═══ Data for this exercise
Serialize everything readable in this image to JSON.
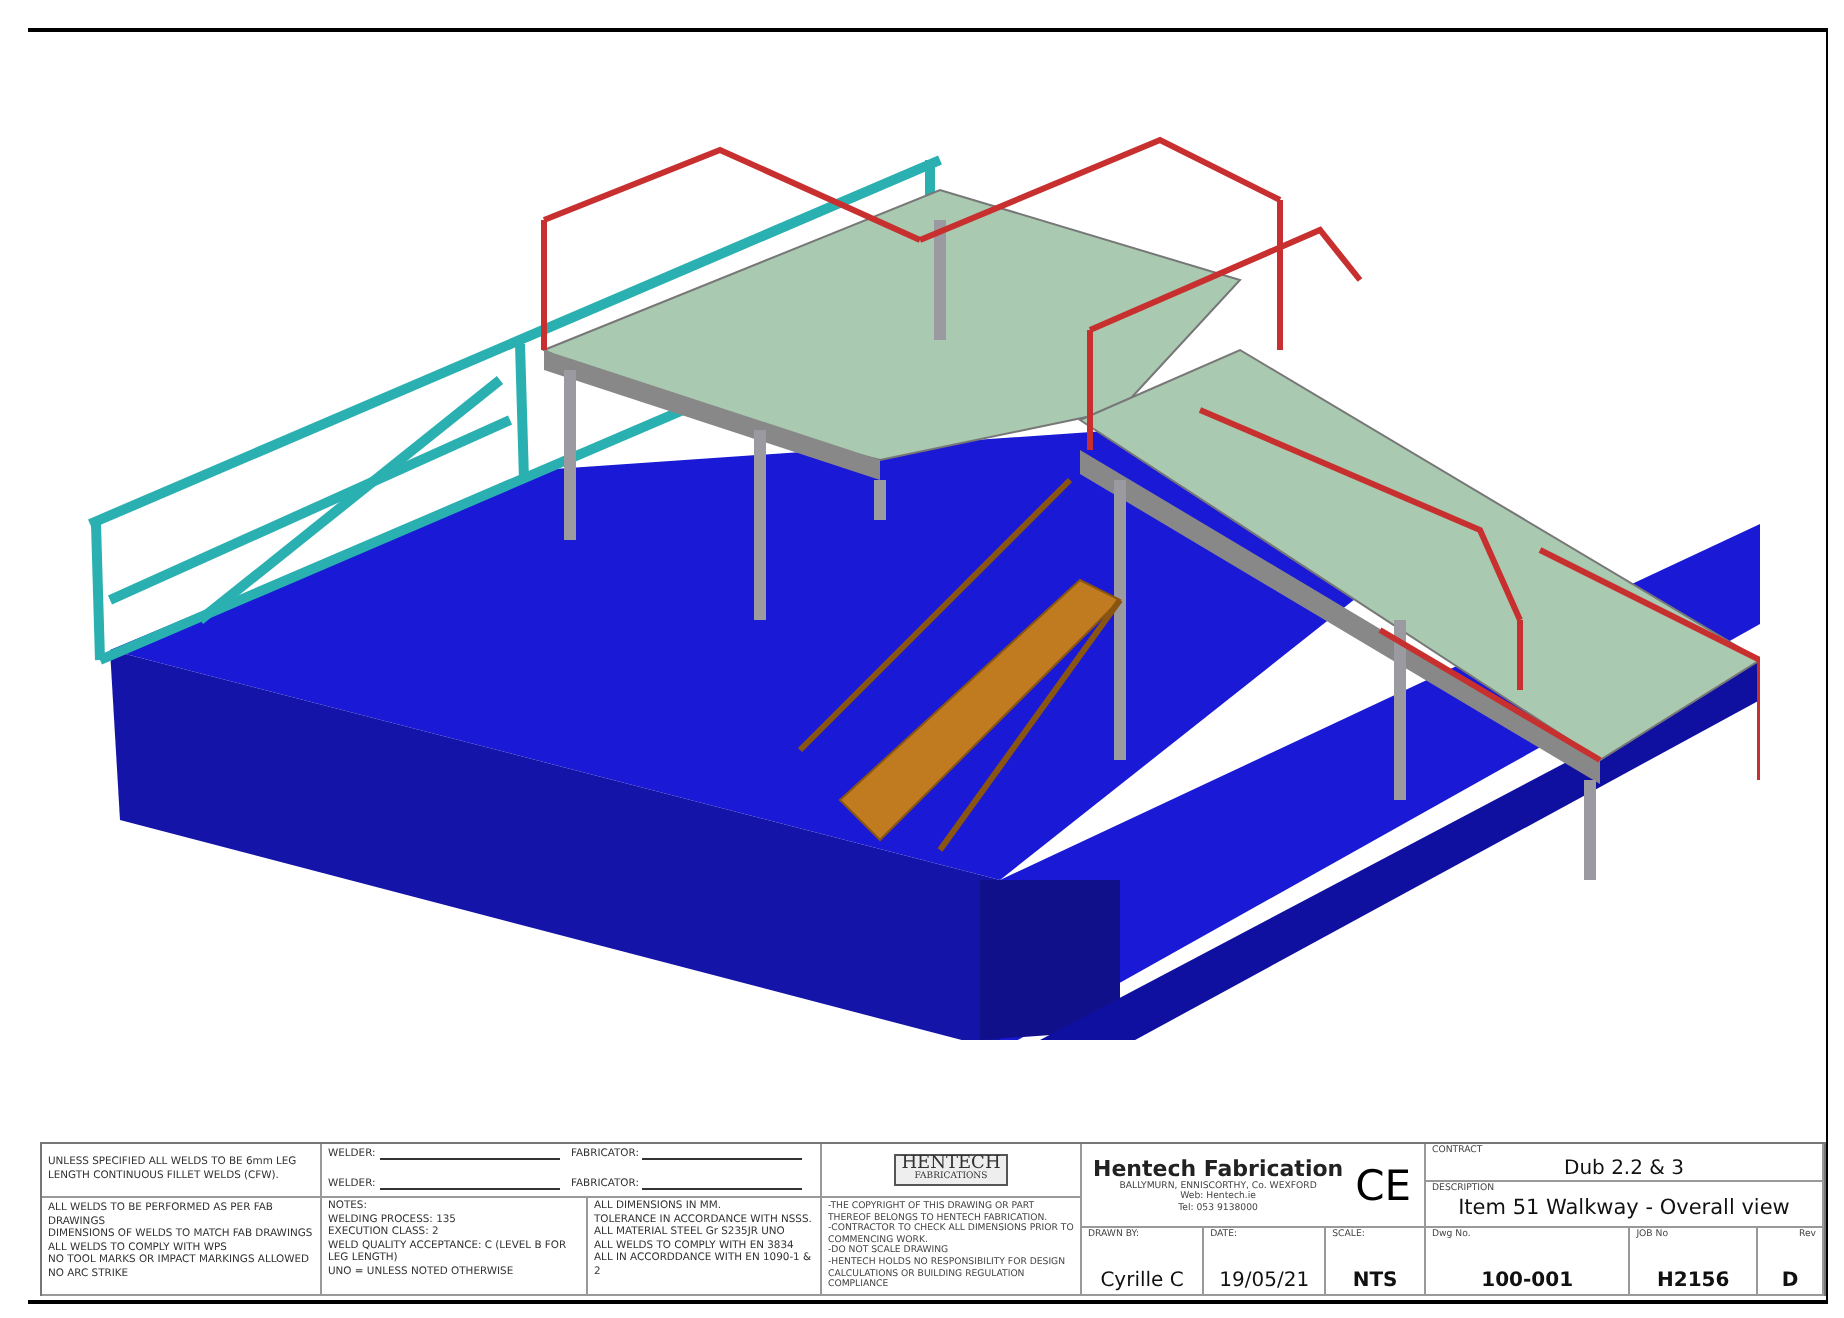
{
  "title_block": {
    "weld_spec": "UNLESS SPECIFIED ALL WELDS TO BE 6mm LEG LENGTH CONTINUOUS FILLET WELDS (CFW).",
    "signoffs": [
      {
        "label": "WELDER:"
      },
      {
        "label": "FABRICATOR:"
      },
      {
        "label": "WELDER:"
      },
      {
        "label": "FABRICATOR:"
      }
    ],
    "weld_rules": [
      "ALL WELDS TO BE PERFORMED AS PER FAB DRAWINGS",
      "DIMENSIONS OF WELDS TO MATCH FAB DRAWINGS",
      "ALL WELDS TO COMPLY WITH WPS",
      "NO TOOL MARKS OR IMPACT MARKINGS ALLOWED",
      "NO ARC STRIKE"
    ],
    "notes": [
      "NOTES:",
      "WELDING PROCESS: 135",
      "EXECUTION CLASS: 2",
      "WELD QUALITY ACCEPTANCE: C (LEVEL B FOR LEG LENGTH)",
      "UNO = UNLESS NOTED OTHERWISE"
    ],
    "general": [
      "ALL DIMENSIONS IN MM.",
      "TOLERANCE IN ACCORDANCE WITH NSSS.",
      "ALL MATERIAL STEEL Gr S235JR UNO",
      "ALL WELDS TO COMPLY WITH EN 3834",
      "ALL IN ACCORDDANCE WITH EN 1090-1 & 2"
    ],
    "logo_text": [
      "HENTECH",
      "FABRICATIONS"
    ],
    "copyright": [
      "-THE COPYRIGHT OF THIS DRAWING OR PART THEREOF BELONGS TO HENTECH FABRICATION.",
      "-CONTRACTOR TO CHECK ALL DIMENSIONS PRIOR TO COMMENCING WORK.",
      "-DO NOT SCALE DRAWING",
      "-HENTECH HOLDS NO RESPONSIBILITY FOR DESIGN CALCULATIONS OR BUILDING REGULATION COMPLIANCE"
    ],
    "company": "Hentech Fabrication",
    "address": [
      "BALLYMURN, ENNISCORTHY, Co. WEXFORD",
      "Web: Hentech.ie",
      "Tel: 053 9138000"
    ],
    "mark": "CE",
    "fields": [
      {
        "label": "DRAWN BY:",
        "value": "Cyrille C"
      },
      {
        "label": "DATE:",
        "value": "19/05/21"
      },
      {
        "label": "SCALE:",
        "value": "NTS"
      }
    ],
    "contract": {
      "label": "CONTRACT",
      "value": "Dub 2.2 & 3"
    },
    "description": {
      "label": "DESCRIPTION",
      "value": "Item 51 Walkway - Overall view"
    },
    "ids": [
      {
        "label": "Dwg No.",
        "value": "100-001"
      },
      {
        "label": "JOB No",
        "value": "H2156"
      },
      {
        "label": "Rev",
        "value": "D"
      }
    ]
  }
}
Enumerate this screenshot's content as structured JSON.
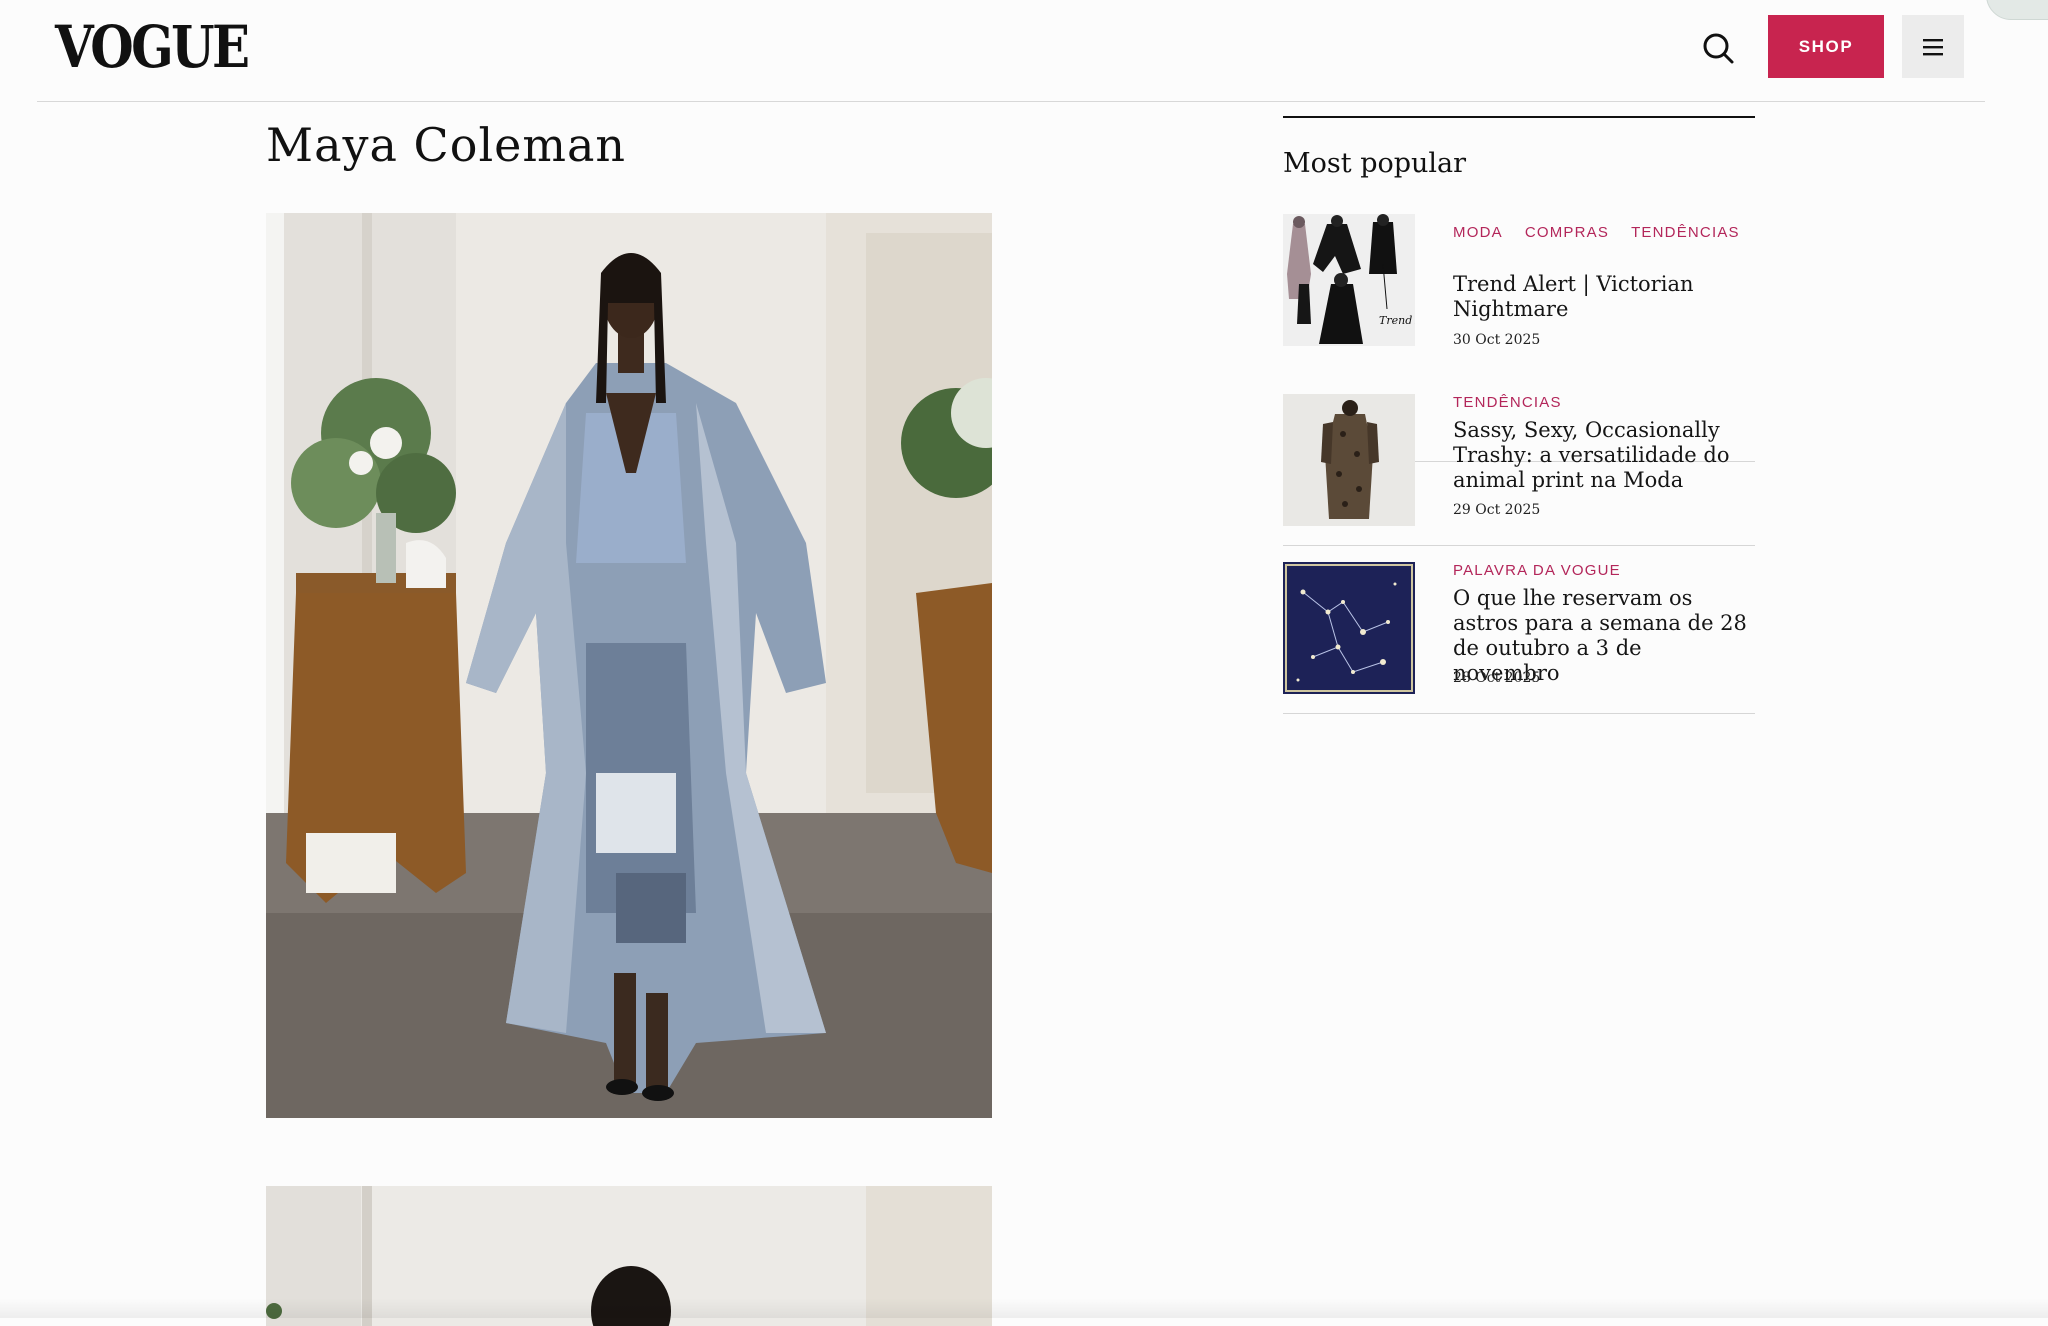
{
  "header": {
    "logo": "VOGUE",
    "search_icon": "search-icon",
    "shop_label": "SHOP",
    "menu_icon": "hamburger-icon",
    "brand_color": "#c8244f"
  },
  "main": {
    "title": "Maya Coleman"
  },
  "sidebar": {
    "title": "Most popular",
    "tag_color": "#b3265a",
    "items": [
      {
        "tags": [
          "MODA",
          "COMPRAS",
          "TENDÊNCIAS"
        ],
        "headline": "Trend Alert | Victorian Nightmare",
        "date": "30 Oct 2025",
        "thumb_text": "Trend Alert"
      },
      {
        "tags": [
          "TENDÊNCIAS"
        ],
        "headline": "Sassy, Sexy, Occasionally Trashy: a versatilidade do animal print na Moda",
        "date": "29 Oct 2025"
      },
      {
        "tags": [
          "PALAVRA DA VOGUE"
        ],
        "headline": "O que lhe reservam os astros para a semana de 28 de outubro a 3 de novembro",
        "date": "28 Oct 2025"
      }
    ]
  }
}
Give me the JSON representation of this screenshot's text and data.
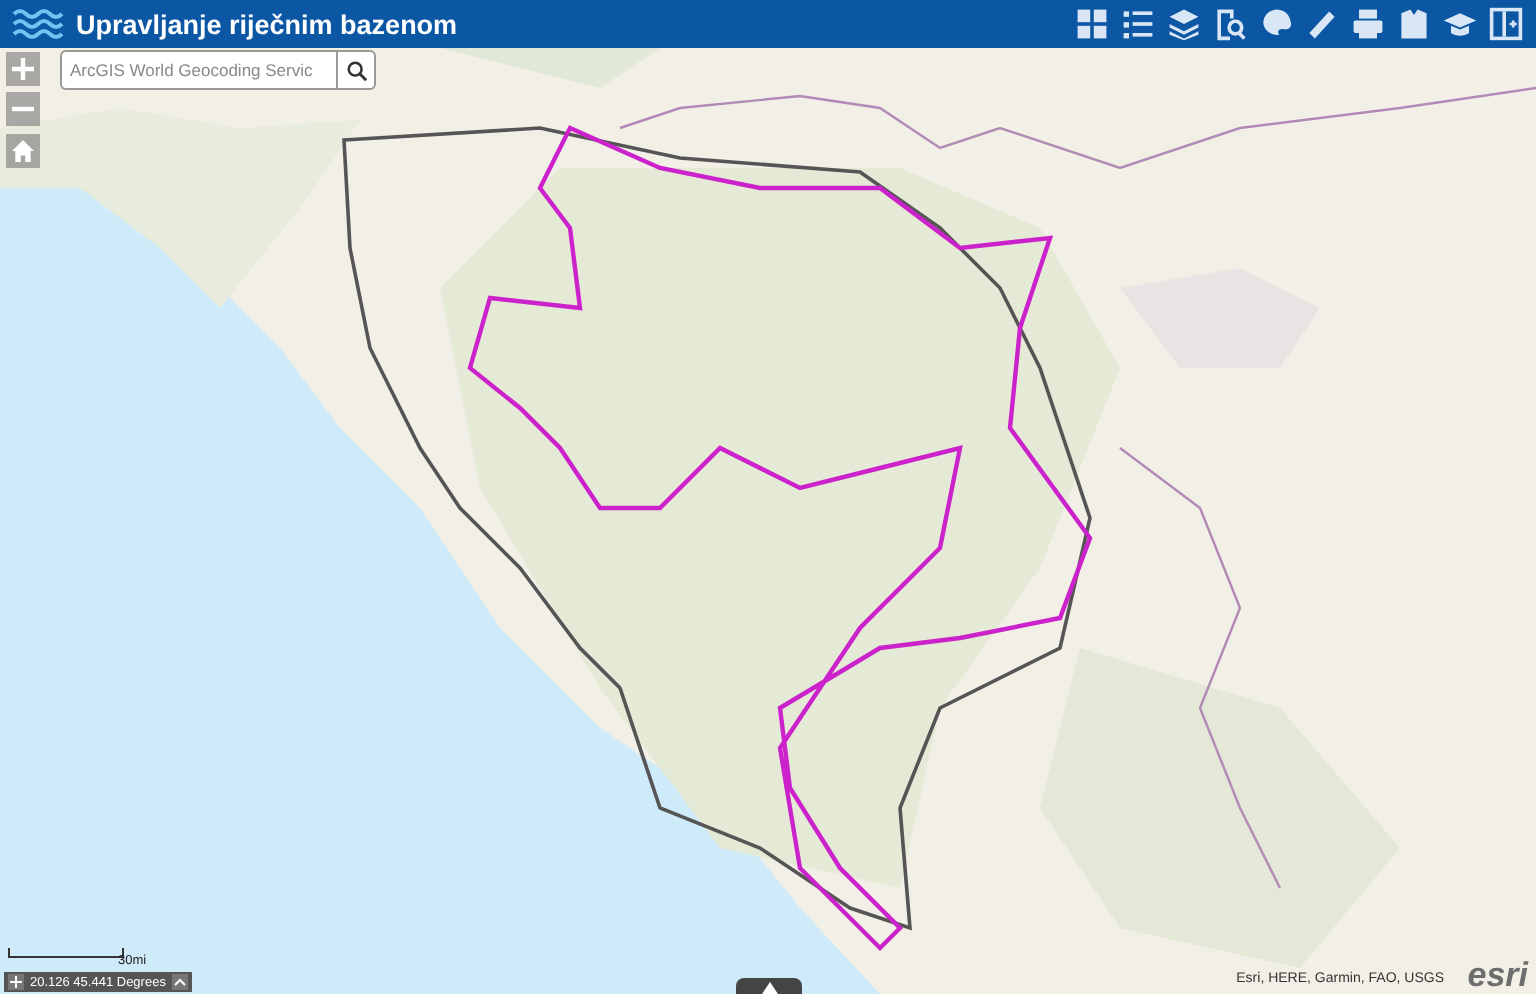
{
  "header": {
    "title": "Upravljanje riječnim bazenom"
  },
  "search": {
    "placeholder": "ArcGIS World Geocoding Servic"
  },
  "scale_bar": {
    "label": "30mi"
  },
  "coordinates": {
    "text": "20.126 45.441 Degrees"
  },
  "attribution": {
    "text": "Esri, HERE, Garmin, FAO, USGS",
    "logo": "esri"
  }
}
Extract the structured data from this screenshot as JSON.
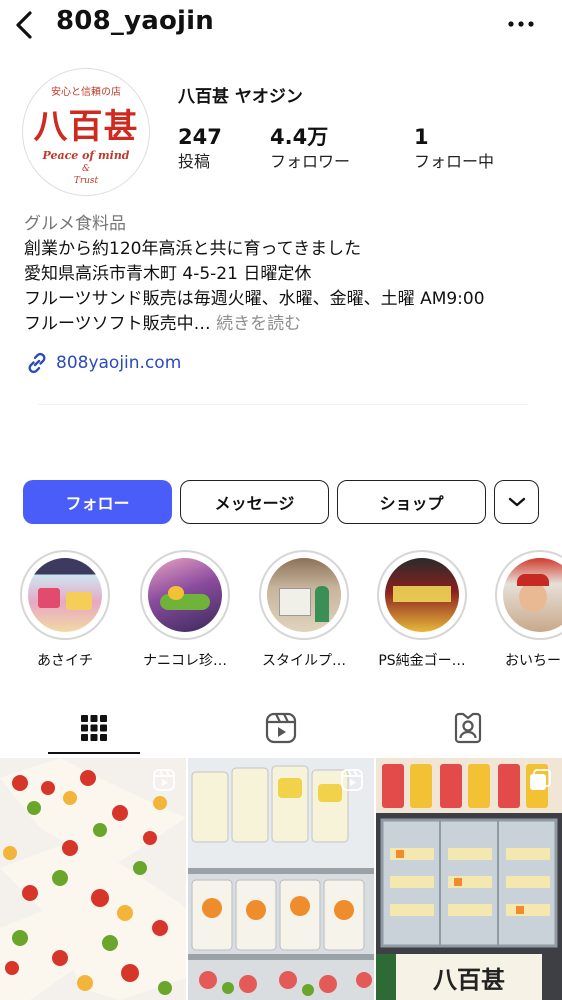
{
  "header": {
    "username": "808_yaojin"
  },
  "profile": {
    "avatar_logo": {
      "tagline": "安心と信頼の店",
      "name": "八百甚",
      "line1": "Peace of mind",
      "line2": "&",
      "line3": "Trust"
    },
    "display_name": "八百甚 ヤオジン",
    "stats": [
      {
        "value": "247",
        "label": "投稿"
      },
      {
        "value": "4.4万",
        "label": "フォロワー"
      },
      {
        "value": "1",
        "label": "フォロー中"
      }
    ]
  },
  "bio": {
    "category": "グルメ食料品",
    "lines": [
      "創業から約120年高浜と共に育ってきました",
      "愛知県高浜市青木町 4-5-21 日曜定休",
      "フルーツサンド販売は毎週火曜、水曜、金曜、土曜 AM9:00"
    ],
    "last_line": "フルーツソフト販売中…",
    "more_label": "続きを読む",
    "link": "808yaojin.com"
  },
  "actions": {
    "follow": "フォロー",
    "message": "メッセージ",
    "shop": "ショップ"
  },
  "highlights": [
    {
      "label": "あさイチ"
    },
    {
      "label": "ナニコレ珍…"
    },
    {
      "label": "スタイルプ…"
    },
    {
      "label": "PS純金ゴー…"
    },
    {
      "label": "おいちーっ"
    }
  ],
  "tabs": [
    {
      "icon": "grid-icon"
    },
    {
      "icon": "reels-icon"
    },
    {
      "icon": "tagged-icon"
    }
  ],
  "colors": {
    "primary": "#4a5df9",
    "link": "#2b4bbd",
    "brand_red": "#cf2a1f"
  }
}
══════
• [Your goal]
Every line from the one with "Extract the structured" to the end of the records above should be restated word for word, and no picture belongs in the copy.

• [Your response]
Extract the structured data from this screenshot as JSON.
{
  "header": {
    "username": "808_yaojin"
  },
  "profile": {
    "avatar_logo": {
      "tagline": "安心と信頼の店",
      "name": "八百甚",
      "line1": "Peace of mind",
      "line2": "&",
      "line3": "Trust"
    },
    "display_name": "八百甚 ヤオジン",
    "stats": [
      {
        "value": "247",
        "label": "投稿"
      },
      {
        "value": "4.4万",
        "label": "フォロワー"
      },
      {
        "value": "1",
        "label": "フォロー中"
      }
    ]
  },
  "bio": {
    "category": "グルメ食料品",
    "lines": [
      "創業から約120年高浜と共に育ってきました",
      "愛知県高浜市青木町 4-5-21 日曜定休",
      "フルーツサンド販売は毎週火曜、水曜、金曜、土曜 AM9:00"
    ],
    "last_line": "フルーツソフト販売中…",
    "more_label": "続きを読む",
    "link": "808yaojin.com"
  },
  "actions": {
    "follow": "フォロー",
    "message": "メッセージ",
    "shop": "ショップ"
  },
  "highlights": [
    {
      "label": "あさイチ"
    },
    {
      "label": "ナニコレ珍…"
    },
    {
      "label": "スタイルプ…"
    },
    {
      "label": "PS純金ゴー…"
    },
    {
      "label": "おいちーっ"
    }
  ],
  "tabs": [
    {
      "icon": "grid-icon"
    },
    {
      "icon": "reels-icon"
    },
    {
      "icon": "tagged-icon"
    }
  ],
  "colors": {
    "primary": "#4a5df9",
    "link": "#2b4bbd",
    "brand_red": "#cf2a1f"
  }
}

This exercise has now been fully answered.